DIRECTIONS FOR THIS TASK: Gather, from the data below, each line in which the word "username" occurs.

TASK DATA:
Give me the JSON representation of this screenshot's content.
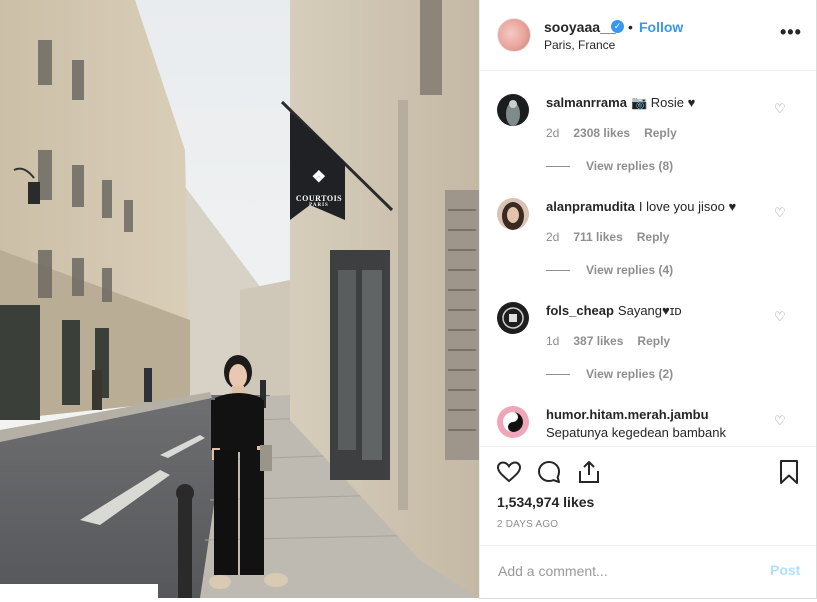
{
  "post": {
    "username": "sooyaaa__",
    "verified_glyph": "✓",
    "separator": "•",
    "follow_label": "Follow",
    "location": "Paris, France",
    "more_label": "•••",
    "photo_sign_text": "COURTOIS",
    "photo_sign_subtext": "PARIS"
  },
  "comments": [
    {
      "username": "salmanrrama",
      "text": "📷 Rosie ♥",
      "time": "2d",
      "likes": "2308 likes",
      "reply_label": "Reply",
      "view_replies": "View replies (8)"
    },
    {
      "username": "alanpramudita",
      "text": "I love you jisoo ♥",
      "time": "2d",
      "likes": "711 likes",
      "reply_label": "Reply",
      "view_replies": "View replies (4)"
    },
    {
      "username": "fols_cheap",
      "text": "Sayang♥ɪᴅ",
      "time": "1d",
      "likes": "387 likes",
      "reply_label": "Reply",
      "view_replies": "View replies (2)"
    },
    {
      "username": "humor.hitam.merah.jambu",
      "text": "Sepatunya kegedean bambank"
    }
  ],
  "icons": {
    "comment_like": "heart-outline-icon",
    "like": "heart-icon",
    "comment": "speech-bubble-icon",
    "share": "share-icon",
    "save": "bookmark-icon"
  },
  "heart_glyph": "♡",
  "stats": {
    "likes": "1,534,974 likes",
    "time_ago": "2 DAYS AGO"
  },
  "add_comment": {
    "placeholder": "Add a comment...",
    "post_label": "Post"
  },
  "colors": {
    "accent": "#3897f0",
    "post_disabled": "#b2dffc",
    "muted": "#8e8e8e"
  }
}
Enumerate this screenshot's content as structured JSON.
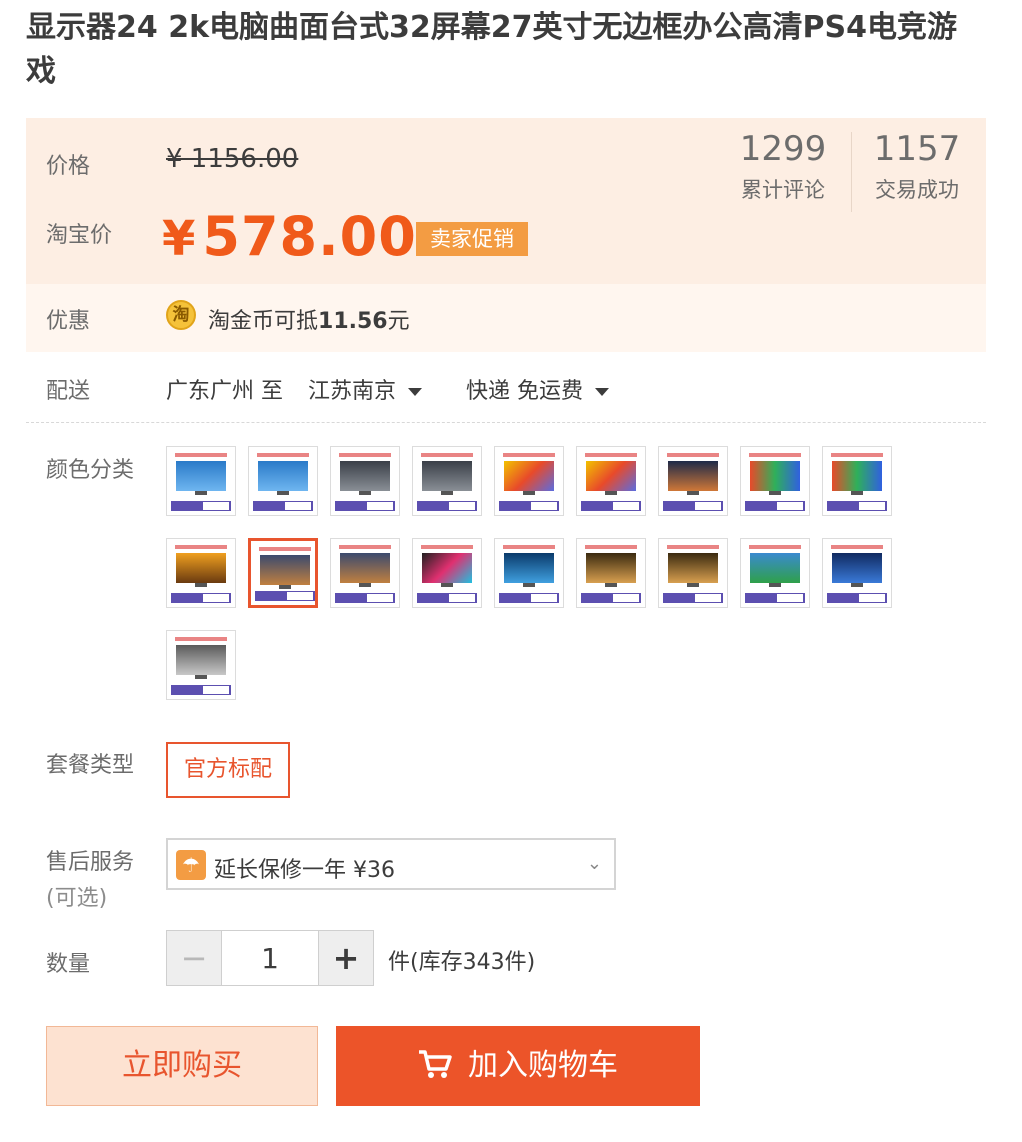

YOUR RESPONSE:
    "username": "sooyaaa__",
      "username": "salmanrrama",
      "username": "alanpramudita",
      "username": "fols_cheap",
      "username": "humor.hitam.merah.jambu",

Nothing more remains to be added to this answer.